Problem
Tally the lines below that include the string "Entity". Reply with the total only.

Records excerpted from a collection:
○ ○ ○

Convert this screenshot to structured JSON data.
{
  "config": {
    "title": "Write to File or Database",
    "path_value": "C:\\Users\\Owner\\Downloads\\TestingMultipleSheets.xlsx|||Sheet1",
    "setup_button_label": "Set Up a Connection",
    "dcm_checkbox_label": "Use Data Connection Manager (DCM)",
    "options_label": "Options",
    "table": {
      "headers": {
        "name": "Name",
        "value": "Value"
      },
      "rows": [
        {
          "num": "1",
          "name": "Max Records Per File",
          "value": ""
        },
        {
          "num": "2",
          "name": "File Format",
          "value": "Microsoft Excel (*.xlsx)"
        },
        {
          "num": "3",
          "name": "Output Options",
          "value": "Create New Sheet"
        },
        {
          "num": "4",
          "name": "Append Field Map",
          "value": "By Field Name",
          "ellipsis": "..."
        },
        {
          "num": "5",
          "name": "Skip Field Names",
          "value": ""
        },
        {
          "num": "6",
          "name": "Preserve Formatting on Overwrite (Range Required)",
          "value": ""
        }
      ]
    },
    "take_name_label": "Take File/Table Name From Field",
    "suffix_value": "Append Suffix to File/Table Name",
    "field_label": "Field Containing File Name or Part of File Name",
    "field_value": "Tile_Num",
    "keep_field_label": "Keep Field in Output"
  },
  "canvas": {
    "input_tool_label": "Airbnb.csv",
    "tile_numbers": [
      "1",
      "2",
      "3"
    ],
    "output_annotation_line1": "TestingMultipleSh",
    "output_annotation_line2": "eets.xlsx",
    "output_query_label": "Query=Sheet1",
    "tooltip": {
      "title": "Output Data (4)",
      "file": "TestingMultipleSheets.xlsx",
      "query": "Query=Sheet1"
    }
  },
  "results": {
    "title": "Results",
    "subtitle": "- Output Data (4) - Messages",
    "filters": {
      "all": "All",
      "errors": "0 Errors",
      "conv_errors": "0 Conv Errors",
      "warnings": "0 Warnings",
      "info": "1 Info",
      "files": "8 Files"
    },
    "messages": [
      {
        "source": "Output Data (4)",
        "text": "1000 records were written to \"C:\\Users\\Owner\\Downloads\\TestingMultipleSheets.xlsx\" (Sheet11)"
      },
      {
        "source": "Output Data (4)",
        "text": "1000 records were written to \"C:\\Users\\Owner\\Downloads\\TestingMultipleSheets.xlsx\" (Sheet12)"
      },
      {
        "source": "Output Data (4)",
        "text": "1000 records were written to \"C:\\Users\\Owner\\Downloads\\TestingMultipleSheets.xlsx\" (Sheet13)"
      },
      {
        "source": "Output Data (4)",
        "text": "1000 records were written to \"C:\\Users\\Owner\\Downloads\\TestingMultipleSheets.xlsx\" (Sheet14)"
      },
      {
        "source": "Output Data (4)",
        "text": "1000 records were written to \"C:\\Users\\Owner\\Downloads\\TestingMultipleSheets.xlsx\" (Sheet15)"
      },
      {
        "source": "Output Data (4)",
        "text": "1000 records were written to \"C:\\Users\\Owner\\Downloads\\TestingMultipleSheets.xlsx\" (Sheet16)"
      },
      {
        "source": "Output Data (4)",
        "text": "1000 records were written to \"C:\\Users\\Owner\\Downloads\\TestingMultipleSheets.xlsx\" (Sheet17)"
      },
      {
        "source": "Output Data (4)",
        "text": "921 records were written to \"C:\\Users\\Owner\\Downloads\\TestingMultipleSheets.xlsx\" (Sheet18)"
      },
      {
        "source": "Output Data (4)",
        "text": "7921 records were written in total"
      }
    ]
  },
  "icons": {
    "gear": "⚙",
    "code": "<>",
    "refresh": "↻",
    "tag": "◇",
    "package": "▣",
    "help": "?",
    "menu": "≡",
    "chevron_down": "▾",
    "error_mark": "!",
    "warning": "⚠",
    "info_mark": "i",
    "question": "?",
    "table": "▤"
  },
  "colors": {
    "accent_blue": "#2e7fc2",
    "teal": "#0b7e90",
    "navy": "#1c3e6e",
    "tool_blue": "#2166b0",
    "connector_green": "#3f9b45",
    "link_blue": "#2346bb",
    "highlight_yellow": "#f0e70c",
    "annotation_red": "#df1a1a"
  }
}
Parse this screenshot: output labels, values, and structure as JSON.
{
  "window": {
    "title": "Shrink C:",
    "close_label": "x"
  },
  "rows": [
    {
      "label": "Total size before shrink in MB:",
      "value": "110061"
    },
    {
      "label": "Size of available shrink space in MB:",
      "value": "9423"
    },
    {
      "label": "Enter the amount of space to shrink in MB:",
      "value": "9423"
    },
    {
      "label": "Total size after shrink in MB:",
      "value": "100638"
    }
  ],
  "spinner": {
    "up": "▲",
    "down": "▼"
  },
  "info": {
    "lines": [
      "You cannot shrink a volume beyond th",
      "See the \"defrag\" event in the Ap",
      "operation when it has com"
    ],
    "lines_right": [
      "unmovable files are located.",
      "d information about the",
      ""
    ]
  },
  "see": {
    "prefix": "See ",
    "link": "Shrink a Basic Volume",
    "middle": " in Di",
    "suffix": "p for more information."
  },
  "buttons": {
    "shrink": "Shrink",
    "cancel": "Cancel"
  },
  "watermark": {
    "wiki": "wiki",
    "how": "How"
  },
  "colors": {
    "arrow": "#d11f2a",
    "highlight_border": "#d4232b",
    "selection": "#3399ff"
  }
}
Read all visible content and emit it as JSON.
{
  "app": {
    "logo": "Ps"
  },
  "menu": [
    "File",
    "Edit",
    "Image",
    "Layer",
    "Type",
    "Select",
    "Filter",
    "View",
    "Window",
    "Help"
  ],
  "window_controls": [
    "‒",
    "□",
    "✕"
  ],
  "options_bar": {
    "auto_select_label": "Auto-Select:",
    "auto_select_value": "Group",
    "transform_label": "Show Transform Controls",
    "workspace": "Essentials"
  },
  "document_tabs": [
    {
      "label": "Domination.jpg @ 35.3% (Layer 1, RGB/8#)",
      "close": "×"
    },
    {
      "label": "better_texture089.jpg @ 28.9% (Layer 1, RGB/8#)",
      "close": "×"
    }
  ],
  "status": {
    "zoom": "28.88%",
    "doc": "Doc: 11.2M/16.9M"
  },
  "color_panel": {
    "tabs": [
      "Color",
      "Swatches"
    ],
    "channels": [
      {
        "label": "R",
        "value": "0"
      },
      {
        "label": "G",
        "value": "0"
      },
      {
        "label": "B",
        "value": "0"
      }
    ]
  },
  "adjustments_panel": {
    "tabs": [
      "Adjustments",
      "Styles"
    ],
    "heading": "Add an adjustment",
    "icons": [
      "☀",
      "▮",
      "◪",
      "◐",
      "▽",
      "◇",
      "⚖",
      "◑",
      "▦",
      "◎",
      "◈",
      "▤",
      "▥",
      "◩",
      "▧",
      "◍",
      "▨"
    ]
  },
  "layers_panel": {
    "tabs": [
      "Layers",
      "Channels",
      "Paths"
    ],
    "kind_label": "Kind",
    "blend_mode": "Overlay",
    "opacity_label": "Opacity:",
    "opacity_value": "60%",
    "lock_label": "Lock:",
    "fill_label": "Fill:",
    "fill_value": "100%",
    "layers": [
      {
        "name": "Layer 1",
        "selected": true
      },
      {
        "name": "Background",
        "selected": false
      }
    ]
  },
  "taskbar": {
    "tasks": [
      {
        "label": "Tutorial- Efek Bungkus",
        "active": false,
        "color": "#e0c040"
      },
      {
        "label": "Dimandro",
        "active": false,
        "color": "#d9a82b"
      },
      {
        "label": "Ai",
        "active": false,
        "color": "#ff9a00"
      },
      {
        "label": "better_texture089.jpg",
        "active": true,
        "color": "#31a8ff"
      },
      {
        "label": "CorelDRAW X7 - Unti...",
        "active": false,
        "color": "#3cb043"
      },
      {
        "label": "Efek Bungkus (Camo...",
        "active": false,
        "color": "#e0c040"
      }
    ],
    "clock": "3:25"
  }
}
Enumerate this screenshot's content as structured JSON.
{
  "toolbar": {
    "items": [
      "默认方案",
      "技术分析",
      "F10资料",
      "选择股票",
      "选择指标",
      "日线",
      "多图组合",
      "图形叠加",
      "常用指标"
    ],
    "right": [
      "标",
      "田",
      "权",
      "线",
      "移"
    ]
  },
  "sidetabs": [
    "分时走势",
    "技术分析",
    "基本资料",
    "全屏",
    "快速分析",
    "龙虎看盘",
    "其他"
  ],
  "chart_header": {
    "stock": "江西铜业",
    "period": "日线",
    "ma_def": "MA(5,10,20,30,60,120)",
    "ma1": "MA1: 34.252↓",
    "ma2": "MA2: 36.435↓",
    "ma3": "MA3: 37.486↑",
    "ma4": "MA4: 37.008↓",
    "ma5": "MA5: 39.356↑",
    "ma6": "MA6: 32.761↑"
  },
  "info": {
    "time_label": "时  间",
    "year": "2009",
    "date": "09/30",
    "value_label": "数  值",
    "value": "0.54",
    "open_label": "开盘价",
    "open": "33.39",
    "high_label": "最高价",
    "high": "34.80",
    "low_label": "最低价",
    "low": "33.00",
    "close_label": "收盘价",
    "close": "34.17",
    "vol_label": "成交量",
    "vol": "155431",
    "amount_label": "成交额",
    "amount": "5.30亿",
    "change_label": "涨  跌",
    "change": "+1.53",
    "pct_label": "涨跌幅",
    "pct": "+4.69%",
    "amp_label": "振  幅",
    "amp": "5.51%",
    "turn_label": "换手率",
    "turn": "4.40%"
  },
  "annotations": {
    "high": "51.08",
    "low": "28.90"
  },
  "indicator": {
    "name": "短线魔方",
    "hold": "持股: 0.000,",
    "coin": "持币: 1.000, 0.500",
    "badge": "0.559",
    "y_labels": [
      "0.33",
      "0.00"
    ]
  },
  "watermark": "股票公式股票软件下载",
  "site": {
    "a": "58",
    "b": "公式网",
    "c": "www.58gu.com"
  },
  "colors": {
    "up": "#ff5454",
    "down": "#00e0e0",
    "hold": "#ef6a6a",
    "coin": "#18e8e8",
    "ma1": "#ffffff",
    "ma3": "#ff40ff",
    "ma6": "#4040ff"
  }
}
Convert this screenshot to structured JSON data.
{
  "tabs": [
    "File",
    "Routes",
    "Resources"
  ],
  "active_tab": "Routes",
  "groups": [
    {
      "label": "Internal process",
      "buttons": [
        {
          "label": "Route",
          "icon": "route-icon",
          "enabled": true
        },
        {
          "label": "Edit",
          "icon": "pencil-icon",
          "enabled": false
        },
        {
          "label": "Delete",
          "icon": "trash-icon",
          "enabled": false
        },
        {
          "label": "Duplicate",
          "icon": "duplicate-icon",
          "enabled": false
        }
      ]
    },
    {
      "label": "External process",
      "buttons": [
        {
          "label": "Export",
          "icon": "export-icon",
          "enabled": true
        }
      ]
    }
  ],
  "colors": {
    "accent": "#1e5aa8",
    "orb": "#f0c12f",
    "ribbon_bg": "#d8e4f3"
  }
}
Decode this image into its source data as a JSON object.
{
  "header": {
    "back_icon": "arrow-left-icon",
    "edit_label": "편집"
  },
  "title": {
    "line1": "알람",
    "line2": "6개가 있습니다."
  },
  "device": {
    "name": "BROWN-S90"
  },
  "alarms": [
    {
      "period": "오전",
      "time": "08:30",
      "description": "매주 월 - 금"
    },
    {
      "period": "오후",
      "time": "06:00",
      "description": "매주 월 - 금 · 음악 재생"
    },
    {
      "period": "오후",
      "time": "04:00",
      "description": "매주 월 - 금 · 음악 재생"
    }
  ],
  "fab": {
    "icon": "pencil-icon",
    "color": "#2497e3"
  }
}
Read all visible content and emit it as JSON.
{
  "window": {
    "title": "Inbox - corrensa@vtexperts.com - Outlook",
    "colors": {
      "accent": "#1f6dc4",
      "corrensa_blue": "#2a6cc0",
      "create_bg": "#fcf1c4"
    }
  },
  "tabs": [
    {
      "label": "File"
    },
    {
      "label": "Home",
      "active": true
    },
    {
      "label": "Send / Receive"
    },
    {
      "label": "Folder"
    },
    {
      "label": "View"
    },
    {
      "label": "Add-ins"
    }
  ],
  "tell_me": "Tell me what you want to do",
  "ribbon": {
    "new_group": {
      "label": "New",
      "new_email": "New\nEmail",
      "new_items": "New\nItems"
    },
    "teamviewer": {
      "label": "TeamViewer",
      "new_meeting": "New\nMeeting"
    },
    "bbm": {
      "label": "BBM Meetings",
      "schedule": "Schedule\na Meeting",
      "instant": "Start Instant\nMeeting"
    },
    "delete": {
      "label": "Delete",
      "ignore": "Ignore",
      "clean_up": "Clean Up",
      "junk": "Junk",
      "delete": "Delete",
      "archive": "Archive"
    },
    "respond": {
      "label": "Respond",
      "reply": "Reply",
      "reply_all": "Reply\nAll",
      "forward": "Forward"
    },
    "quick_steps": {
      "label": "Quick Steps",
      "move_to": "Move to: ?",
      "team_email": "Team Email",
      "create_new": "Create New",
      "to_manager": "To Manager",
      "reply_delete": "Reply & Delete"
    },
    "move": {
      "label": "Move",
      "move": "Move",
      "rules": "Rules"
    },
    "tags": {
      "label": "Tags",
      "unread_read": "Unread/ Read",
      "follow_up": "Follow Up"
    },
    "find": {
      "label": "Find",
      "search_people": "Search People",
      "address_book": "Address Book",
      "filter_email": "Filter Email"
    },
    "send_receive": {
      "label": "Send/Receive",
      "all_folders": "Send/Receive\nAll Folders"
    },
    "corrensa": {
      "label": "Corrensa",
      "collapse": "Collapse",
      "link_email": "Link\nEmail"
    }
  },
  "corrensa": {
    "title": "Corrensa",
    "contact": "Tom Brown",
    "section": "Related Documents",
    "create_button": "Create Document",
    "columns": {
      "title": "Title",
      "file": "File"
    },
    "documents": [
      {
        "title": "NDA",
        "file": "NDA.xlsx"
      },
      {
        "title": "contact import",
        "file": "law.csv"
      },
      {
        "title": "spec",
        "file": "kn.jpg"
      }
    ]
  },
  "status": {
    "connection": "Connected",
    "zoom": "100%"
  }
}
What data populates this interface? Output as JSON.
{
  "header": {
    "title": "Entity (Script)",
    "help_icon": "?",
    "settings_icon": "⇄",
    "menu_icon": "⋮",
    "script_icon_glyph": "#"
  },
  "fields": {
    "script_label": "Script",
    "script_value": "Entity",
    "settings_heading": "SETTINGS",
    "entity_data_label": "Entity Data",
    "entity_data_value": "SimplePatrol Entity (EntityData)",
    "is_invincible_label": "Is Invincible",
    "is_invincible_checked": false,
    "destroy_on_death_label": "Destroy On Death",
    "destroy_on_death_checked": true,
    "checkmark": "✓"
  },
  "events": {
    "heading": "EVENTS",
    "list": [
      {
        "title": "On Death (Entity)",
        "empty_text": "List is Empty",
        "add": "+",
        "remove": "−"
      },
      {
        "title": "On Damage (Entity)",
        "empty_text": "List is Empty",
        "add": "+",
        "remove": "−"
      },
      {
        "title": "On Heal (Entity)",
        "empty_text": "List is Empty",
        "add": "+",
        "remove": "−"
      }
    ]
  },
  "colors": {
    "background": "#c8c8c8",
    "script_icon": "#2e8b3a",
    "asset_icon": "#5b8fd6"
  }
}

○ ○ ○

Response to this task
7